Here she writes about reading and some of what it meant to her in her early life, late in the 19th century living deep in the countryside surrounded by forest, in the Russian heartland, before electricity, her mother read to her and the other children:
Unknown photographer, (1916) Grandma with some of her siblings, and her parents priest Father Vasily and his wife Vera and .

“In the long autumn and winter evenings, when all of us children were sitting round the big table where a large lamp was burning, we listened to Mama’s reading.  She used to read us many excerpts, which we could understand, from the books that were most read.

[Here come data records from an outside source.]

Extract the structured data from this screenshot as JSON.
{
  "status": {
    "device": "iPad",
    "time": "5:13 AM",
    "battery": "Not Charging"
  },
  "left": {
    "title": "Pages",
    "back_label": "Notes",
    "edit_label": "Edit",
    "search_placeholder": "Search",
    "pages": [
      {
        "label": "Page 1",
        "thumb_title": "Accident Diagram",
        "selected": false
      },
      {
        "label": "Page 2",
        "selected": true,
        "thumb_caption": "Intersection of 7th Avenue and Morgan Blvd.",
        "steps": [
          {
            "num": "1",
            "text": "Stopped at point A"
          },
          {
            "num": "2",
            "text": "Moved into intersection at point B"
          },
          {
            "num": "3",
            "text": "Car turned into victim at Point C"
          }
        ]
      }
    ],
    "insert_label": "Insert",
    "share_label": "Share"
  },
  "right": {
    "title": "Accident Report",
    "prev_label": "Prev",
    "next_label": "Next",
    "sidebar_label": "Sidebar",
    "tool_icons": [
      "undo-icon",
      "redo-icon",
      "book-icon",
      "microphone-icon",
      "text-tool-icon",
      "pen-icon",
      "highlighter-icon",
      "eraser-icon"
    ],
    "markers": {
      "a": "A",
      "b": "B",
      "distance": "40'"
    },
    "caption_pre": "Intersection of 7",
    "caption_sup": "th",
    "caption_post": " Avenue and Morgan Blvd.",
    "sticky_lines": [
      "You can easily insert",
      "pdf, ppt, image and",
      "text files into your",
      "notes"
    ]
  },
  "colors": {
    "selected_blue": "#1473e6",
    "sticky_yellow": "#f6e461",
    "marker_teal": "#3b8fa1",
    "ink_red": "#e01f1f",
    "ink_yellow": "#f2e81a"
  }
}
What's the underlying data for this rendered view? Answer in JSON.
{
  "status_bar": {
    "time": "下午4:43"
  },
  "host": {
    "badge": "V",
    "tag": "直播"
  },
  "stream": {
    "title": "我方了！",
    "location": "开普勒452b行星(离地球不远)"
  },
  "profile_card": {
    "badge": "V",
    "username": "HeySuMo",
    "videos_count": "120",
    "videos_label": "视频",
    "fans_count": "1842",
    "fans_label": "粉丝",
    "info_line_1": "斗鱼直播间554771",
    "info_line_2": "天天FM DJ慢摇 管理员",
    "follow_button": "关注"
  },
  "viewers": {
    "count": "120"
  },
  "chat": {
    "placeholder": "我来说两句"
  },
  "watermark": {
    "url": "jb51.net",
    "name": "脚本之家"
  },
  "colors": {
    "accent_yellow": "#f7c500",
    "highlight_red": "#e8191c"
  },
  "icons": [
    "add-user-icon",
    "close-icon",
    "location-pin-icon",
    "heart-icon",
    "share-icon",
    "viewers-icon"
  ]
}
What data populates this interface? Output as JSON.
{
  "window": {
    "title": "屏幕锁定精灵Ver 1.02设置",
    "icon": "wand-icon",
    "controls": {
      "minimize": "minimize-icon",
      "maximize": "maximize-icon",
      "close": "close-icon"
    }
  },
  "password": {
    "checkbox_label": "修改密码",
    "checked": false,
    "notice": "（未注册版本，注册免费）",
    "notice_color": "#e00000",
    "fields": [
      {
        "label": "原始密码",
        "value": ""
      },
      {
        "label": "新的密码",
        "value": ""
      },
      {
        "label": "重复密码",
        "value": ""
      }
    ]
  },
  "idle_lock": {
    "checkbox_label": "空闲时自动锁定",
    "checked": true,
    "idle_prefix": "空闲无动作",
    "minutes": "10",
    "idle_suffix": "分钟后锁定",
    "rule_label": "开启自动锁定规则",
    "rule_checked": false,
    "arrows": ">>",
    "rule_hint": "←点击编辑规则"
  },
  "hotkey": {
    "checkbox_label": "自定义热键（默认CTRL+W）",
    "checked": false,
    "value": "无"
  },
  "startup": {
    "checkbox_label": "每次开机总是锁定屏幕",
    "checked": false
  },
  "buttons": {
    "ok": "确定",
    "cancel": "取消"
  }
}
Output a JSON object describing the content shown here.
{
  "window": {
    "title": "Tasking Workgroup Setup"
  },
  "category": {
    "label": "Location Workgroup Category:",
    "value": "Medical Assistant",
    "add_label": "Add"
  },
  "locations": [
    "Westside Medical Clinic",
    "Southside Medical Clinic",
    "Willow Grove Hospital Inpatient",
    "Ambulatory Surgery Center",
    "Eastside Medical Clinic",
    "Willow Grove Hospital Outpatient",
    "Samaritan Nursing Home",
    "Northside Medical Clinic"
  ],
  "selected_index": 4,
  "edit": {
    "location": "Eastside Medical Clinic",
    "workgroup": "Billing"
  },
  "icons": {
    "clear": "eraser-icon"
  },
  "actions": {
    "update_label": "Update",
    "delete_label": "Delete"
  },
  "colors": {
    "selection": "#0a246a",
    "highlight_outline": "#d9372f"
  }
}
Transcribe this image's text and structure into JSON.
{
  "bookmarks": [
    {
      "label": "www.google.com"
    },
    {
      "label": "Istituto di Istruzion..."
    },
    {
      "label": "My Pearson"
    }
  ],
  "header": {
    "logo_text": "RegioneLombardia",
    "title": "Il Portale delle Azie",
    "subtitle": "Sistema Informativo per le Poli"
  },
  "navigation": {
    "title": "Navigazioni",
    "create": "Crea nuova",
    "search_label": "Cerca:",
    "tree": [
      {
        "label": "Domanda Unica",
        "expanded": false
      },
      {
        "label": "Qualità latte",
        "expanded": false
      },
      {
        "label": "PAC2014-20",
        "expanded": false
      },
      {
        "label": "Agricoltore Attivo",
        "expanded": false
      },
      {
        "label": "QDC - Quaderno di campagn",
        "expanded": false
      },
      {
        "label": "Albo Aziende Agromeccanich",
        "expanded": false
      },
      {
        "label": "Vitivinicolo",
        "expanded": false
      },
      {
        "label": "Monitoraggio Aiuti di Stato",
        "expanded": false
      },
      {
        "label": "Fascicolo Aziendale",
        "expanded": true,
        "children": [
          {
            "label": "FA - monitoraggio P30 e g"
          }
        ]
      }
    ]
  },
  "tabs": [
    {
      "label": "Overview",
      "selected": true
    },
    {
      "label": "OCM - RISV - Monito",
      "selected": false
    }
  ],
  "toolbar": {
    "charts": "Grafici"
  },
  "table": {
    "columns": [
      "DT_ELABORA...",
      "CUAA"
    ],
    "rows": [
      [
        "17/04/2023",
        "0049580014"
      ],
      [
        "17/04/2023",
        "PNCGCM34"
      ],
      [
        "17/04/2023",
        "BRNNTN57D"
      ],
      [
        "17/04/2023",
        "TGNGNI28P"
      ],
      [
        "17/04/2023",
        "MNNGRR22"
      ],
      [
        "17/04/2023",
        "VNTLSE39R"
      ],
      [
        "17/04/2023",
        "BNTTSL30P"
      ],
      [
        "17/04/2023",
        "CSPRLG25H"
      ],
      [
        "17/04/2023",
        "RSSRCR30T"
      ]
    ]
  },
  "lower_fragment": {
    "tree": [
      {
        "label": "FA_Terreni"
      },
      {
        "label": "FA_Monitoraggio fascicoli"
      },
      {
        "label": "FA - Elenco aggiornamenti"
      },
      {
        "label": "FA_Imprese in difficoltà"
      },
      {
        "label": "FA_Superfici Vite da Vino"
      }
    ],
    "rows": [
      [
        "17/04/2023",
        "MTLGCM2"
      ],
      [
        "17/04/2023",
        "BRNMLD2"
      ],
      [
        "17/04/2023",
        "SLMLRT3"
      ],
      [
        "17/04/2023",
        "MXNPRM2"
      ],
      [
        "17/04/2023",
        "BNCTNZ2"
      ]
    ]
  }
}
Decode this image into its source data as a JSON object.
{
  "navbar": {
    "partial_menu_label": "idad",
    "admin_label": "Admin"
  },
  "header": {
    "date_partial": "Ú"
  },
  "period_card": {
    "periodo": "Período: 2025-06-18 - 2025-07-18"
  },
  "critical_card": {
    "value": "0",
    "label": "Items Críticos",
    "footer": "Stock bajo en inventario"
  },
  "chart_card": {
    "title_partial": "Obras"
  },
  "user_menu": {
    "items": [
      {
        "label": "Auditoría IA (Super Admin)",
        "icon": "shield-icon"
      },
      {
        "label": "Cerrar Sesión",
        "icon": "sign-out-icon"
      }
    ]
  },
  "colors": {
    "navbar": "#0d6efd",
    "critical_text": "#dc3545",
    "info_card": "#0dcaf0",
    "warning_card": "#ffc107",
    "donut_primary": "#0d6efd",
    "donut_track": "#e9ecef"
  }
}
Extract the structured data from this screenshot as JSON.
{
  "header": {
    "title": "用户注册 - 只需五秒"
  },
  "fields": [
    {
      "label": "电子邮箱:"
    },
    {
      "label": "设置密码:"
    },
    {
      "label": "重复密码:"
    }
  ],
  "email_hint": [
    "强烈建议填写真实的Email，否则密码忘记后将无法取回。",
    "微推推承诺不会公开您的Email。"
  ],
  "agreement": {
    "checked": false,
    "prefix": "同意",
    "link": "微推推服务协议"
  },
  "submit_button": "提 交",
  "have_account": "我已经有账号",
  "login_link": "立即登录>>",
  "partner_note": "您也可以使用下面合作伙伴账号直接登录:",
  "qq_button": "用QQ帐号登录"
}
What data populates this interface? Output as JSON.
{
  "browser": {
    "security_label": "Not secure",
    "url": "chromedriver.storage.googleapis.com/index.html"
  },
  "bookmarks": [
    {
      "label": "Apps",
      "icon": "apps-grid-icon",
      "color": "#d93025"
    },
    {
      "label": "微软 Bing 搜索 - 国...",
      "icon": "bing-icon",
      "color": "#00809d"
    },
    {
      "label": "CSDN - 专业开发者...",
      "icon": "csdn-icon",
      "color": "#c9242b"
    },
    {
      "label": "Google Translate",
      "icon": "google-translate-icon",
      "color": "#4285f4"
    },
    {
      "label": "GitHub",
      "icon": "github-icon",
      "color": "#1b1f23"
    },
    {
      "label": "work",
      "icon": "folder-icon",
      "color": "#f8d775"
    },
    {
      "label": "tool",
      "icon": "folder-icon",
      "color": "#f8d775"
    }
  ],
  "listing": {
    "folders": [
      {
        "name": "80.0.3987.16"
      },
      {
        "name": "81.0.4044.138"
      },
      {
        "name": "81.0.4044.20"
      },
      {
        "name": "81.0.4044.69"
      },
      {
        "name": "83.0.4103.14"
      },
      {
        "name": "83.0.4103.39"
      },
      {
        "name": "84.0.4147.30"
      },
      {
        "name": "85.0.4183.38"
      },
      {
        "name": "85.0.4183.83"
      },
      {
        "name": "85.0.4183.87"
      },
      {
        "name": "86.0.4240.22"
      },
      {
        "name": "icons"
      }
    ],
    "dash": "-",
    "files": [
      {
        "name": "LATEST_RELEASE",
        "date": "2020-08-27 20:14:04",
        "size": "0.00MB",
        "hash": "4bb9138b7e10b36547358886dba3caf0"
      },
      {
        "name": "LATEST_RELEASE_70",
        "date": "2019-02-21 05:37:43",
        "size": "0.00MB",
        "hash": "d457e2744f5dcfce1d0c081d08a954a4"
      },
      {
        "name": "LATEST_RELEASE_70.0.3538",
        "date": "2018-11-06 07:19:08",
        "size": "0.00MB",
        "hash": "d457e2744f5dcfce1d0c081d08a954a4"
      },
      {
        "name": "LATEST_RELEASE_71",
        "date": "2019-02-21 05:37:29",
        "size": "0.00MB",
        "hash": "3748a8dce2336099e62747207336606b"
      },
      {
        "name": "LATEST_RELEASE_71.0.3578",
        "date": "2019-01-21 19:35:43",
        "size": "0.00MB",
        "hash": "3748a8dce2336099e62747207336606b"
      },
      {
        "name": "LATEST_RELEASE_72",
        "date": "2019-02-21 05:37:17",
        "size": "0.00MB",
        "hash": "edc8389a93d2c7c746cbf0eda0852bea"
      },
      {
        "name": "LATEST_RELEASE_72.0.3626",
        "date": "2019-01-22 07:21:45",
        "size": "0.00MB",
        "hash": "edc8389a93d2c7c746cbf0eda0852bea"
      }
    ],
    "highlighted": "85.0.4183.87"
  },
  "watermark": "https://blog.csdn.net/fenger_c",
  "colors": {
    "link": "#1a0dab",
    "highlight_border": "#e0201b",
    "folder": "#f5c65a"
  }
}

Later on, when we were already teenagers and reading for ourselves, we had to read what Mama had once read to us.  Father never read to us aloud, except for one fairy tale by Aksakov, “Alyenka’s little flower’, but only when we were ill. It was one of our favourite entertainments.  I still have that story even now.  My sister Sonya sent it to me in memory of days gone by.  We knew it almost by heart, but always enjoyed listening to it when Father read it to us as invalids.”

I’ve just looked this story up and found out that it was published by Sergey Aksakov in 1858 (Аленький цветочекAlenkiy tsvetochek), a version of Beauty and the Beast, which Grandma had told to me as child. Even more poignant for me, the Beauty in the Russian story was named Anastasia, which was my Grandmother’s name.

Illustration by Nikolay Alekseevich Bogatov (1854-1935) of the Russian fairy tale “The Scarlet Flower” (“Аленький цветочек”). Иллюстрация выполнена для альманаха “Волшебный фонарь”. In the public domain.

Russian author Leo Tolstoy as well as being one of the world’s greatest novelists and a great reader, whose writing my Grandmother much admired, worked throughout his life on questions of literacy and education and opened a series of free and radical schools for impoverished children, developed pedagogic theories and published works concerned with education. He interrupted his educational work by writing one of the world’s greatest novels War and Peace, and other novels. He was considered a man of dangerous ideas – including anarchism, vegetarianism and pacifism and although an aristocrat his practical support of the people was real. Here’s a link to some extraordinary footage (from Kenneth Clark’s Civilization) of Tolstoy’s death in 1910 a railway master’s cottage, showing people flocking to mourn him, and the funeral being repressed by the Tzarist soldiers.

Just as Tolstoy’s literary creations marked a step forward in the cultural development of mankind, so his educational doctrine made a unique contribution to teaching.

That the ideals of humanistic education and the principles of choice by the people, democracy and freedom in education did not, for Tolstoy, remain just a declaration or some kind of abstraction, is borne out by the methodological solutions put forward by him to the problems of education and by his practical activity as a teacher, an organizer of schools, the publisher of an educational journal and the author of textbooks for schools for the people.

Yegorov, S. F. (1994) Leo Tolstoy (1828-1910). PROSPECTS: the quarterly review of comparative education (Paris, UNESCO: International Bureau of Education), vol. XXIV, no. 3/4, June 1994. p. 647–60.